» WHAT THE TASK ASKS: The word "JSON" appears in some lines of the records below; state how many lines, and nothing else.

» DATA EXTRACTS:

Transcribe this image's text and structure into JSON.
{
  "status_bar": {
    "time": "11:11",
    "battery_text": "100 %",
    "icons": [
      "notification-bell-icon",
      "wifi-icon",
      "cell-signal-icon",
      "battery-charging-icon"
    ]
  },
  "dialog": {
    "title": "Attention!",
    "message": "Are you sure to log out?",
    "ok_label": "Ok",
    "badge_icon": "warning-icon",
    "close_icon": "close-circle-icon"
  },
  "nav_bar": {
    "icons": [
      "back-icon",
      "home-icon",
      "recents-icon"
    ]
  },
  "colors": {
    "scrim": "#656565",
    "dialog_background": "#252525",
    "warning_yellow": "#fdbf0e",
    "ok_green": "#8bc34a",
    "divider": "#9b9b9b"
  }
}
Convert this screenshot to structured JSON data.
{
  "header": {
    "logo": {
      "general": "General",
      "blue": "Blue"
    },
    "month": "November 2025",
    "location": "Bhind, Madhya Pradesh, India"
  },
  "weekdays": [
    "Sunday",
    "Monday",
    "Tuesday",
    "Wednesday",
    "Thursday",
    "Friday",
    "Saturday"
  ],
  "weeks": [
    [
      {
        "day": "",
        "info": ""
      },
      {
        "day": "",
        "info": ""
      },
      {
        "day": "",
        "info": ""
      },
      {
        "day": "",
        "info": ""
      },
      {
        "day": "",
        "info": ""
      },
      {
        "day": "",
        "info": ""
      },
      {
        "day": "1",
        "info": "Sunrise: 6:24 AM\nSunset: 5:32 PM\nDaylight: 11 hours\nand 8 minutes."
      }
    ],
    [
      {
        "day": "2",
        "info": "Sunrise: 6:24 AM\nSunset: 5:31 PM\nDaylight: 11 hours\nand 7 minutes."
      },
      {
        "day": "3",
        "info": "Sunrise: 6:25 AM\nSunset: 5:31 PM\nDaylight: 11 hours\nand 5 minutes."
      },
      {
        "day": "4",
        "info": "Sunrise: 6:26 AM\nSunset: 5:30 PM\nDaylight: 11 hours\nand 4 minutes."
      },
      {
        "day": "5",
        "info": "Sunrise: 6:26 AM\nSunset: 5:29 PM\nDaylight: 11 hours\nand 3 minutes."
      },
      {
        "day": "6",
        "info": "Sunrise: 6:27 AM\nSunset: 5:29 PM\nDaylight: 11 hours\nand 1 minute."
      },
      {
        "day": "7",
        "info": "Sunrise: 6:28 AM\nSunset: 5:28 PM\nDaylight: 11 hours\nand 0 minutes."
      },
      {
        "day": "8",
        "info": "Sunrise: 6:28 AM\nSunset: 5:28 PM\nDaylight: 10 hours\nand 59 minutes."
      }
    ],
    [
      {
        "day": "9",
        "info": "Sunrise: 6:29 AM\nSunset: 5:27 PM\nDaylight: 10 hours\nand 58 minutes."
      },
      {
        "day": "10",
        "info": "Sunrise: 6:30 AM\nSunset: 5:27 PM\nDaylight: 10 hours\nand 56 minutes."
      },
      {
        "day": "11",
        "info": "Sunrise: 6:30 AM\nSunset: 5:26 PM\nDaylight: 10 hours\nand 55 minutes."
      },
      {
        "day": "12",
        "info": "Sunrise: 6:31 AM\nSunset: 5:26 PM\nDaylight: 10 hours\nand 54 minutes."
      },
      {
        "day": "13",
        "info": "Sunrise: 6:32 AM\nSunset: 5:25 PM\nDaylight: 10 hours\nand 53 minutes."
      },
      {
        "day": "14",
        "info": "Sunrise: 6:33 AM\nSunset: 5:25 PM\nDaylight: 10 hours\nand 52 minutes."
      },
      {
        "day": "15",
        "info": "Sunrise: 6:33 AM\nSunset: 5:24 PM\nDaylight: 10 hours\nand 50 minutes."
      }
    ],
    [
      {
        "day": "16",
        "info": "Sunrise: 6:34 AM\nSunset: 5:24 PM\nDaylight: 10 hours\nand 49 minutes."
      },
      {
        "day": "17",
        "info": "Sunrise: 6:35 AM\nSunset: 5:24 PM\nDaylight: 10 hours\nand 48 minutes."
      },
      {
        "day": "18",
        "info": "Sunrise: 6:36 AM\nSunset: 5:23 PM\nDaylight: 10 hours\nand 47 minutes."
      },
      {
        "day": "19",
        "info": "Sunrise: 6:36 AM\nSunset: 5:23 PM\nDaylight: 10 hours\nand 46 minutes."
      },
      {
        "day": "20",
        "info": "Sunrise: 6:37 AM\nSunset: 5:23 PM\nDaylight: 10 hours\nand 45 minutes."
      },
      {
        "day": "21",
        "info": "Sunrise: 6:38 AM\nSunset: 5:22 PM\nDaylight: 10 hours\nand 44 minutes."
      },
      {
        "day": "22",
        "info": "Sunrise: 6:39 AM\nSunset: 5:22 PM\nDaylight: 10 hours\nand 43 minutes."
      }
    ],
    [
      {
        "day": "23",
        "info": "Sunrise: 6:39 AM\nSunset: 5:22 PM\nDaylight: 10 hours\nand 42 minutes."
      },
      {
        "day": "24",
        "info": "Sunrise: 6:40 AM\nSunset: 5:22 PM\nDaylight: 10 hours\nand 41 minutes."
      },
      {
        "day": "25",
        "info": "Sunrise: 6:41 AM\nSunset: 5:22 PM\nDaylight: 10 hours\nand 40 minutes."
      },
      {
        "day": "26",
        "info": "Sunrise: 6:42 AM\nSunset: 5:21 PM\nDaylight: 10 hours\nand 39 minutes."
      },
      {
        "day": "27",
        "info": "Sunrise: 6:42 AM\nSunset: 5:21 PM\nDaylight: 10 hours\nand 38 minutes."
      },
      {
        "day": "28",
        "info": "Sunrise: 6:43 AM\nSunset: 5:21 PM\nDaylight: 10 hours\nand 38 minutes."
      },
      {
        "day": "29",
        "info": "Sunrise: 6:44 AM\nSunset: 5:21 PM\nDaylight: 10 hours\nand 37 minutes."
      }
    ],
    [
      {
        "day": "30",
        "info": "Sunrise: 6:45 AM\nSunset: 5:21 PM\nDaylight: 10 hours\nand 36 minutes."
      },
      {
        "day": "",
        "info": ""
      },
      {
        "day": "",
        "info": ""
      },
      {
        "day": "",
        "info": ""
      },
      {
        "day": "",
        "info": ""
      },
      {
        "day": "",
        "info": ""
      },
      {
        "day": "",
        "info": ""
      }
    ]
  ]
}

» EXERCISE RESPONSE: 2